[Records from a data source]
□ □ □

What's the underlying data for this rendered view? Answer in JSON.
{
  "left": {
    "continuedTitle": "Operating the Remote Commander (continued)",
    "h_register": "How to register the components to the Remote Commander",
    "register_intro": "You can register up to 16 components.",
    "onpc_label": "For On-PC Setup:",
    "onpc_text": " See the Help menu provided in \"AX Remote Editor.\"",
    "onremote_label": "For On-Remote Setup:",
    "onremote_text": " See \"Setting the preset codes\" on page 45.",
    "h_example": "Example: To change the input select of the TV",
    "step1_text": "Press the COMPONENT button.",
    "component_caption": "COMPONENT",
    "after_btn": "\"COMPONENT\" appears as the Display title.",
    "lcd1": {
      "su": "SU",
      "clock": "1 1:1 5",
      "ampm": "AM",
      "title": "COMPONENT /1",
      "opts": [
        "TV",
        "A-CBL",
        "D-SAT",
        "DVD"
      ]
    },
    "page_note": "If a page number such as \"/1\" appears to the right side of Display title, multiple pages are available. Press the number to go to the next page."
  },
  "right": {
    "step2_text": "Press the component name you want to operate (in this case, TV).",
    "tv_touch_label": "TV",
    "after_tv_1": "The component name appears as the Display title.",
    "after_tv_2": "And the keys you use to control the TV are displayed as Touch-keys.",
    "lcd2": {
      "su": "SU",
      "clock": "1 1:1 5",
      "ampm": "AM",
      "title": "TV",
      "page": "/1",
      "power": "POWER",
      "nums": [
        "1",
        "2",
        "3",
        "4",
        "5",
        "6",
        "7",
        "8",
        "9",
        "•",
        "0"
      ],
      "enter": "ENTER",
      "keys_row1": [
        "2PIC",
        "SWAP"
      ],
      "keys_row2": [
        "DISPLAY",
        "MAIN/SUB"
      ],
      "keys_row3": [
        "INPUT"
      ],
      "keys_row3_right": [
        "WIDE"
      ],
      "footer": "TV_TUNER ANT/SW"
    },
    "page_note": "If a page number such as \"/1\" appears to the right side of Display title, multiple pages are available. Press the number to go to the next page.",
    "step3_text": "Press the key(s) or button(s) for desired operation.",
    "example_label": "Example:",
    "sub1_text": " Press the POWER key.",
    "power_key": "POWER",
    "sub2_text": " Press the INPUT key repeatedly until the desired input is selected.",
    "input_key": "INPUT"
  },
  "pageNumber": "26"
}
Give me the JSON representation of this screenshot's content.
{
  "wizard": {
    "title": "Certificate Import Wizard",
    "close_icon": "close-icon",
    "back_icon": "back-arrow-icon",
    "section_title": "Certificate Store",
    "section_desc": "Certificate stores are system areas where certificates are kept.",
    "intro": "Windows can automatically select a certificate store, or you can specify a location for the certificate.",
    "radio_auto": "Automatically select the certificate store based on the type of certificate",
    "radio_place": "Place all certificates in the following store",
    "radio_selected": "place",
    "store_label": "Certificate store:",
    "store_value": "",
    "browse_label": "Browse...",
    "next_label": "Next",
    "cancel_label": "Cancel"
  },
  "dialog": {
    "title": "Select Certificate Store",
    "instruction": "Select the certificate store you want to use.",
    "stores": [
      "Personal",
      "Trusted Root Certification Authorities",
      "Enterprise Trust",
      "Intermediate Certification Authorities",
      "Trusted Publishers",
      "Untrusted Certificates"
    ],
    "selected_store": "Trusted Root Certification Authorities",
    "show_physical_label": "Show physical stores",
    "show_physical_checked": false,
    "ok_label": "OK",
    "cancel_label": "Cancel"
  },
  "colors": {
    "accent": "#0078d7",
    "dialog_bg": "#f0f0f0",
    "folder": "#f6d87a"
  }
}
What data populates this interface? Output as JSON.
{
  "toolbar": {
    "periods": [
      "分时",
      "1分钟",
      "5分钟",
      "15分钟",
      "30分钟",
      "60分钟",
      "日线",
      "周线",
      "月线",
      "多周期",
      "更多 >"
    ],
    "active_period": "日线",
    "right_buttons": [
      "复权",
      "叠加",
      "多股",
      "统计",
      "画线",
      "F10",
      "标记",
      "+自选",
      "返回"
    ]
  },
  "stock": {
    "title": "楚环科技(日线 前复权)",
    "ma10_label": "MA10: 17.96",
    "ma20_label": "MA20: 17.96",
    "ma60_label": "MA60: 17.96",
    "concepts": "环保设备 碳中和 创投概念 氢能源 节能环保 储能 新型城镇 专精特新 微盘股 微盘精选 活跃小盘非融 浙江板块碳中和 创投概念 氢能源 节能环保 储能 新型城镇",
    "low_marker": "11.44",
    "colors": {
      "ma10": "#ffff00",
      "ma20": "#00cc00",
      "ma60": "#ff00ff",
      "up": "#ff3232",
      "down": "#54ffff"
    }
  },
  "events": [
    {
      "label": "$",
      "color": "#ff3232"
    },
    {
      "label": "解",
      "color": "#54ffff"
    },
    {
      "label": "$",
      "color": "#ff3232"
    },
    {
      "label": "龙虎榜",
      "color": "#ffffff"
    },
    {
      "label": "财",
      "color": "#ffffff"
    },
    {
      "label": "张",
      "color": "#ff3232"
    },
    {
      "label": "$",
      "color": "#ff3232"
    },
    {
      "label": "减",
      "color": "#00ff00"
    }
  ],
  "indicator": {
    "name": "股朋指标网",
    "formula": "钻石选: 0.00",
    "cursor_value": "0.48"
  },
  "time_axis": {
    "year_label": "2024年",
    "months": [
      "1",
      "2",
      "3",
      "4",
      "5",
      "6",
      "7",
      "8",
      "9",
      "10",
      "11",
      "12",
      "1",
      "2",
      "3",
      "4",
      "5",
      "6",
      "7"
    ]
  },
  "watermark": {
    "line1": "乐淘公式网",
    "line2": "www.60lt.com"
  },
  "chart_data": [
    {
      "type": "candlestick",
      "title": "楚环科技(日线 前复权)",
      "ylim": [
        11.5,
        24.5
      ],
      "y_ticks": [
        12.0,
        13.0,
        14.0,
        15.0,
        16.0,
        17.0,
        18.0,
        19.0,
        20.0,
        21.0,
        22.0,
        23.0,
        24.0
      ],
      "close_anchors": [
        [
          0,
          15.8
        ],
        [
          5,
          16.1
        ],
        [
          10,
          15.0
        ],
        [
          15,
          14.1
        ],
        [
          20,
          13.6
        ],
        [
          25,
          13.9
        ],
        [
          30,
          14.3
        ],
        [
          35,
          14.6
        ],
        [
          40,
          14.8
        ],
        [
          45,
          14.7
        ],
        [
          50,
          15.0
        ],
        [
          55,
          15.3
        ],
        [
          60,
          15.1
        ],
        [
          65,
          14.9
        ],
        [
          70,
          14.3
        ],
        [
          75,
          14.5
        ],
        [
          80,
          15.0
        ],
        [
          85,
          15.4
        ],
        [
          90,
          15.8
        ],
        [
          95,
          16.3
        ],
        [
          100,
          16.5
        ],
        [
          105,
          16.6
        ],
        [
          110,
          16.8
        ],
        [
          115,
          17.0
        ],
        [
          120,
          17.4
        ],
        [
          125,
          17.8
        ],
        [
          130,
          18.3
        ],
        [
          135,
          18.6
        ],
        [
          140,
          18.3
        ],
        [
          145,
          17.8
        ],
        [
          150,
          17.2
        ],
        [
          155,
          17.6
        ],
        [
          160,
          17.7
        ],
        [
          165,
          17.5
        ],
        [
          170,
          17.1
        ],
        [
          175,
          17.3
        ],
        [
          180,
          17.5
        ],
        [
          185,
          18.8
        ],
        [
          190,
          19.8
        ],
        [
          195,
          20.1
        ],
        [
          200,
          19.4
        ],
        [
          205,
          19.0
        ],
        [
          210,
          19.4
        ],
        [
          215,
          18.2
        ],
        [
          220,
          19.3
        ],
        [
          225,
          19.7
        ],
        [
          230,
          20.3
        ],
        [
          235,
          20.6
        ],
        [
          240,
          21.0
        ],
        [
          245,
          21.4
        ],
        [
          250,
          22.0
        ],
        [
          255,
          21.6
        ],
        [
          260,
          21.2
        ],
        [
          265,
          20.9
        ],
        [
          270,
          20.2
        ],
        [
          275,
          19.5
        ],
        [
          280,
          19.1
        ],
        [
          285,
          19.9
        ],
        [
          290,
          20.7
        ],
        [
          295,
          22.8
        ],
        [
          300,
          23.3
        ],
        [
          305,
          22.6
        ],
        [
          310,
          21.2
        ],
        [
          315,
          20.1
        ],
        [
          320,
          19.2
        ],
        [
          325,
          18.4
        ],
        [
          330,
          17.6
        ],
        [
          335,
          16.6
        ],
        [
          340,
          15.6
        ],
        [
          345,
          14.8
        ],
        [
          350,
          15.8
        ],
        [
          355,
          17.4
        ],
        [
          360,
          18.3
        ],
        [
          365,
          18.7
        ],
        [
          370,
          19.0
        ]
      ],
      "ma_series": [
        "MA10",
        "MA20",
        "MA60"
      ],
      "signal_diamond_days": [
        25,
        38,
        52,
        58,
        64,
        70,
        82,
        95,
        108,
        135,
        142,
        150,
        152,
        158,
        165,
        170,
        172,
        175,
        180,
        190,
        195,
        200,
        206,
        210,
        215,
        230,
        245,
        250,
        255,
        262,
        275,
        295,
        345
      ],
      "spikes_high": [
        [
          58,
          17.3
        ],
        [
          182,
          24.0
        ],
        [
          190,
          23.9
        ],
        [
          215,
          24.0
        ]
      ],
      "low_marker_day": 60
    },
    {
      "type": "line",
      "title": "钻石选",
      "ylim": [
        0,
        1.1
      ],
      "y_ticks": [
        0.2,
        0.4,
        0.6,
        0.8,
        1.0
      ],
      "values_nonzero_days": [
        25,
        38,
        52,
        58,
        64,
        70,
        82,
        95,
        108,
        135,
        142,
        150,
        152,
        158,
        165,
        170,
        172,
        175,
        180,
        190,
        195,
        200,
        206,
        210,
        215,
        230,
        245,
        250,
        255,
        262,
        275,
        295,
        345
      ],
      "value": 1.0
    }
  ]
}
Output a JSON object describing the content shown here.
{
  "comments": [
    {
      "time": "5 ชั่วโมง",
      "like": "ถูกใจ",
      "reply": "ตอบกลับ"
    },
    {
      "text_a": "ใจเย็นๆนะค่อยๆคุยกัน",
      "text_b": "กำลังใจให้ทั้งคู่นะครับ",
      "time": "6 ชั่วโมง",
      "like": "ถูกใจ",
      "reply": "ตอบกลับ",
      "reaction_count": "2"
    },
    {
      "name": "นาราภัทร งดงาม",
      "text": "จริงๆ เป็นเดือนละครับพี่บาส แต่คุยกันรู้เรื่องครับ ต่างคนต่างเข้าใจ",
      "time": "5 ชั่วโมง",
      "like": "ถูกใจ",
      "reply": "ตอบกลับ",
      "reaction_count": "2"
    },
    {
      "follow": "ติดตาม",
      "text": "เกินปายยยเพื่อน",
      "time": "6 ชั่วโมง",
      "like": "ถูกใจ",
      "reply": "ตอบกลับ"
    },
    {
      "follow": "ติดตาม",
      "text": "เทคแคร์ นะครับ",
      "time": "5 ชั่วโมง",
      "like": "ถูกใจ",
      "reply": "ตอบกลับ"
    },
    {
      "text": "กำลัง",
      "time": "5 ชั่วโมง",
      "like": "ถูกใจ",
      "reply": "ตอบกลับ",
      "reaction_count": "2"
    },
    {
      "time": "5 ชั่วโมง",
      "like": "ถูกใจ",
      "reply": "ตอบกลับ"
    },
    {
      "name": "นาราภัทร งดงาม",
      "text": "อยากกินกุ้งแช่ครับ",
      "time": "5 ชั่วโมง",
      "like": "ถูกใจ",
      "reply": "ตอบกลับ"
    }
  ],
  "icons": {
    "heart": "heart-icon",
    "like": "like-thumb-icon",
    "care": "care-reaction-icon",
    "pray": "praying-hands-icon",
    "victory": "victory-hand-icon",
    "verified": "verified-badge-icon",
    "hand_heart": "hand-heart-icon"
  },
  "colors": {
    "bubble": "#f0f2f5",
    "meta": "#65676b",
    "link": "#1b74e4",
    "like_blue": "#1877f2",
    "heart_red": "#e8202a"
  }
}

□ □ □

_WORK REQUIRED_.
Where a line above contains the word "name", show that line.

_EXERCISE RESULT_.
    "step2_text": "Press the component name you want to operate (in this case, TV).",
    "after_tv_1": "The component name appears as the Display title.",
    "name": "股朋指标网",
      "name": "นาราภัทร งดงาม",
      "name": "นาราภัทร งดงาม",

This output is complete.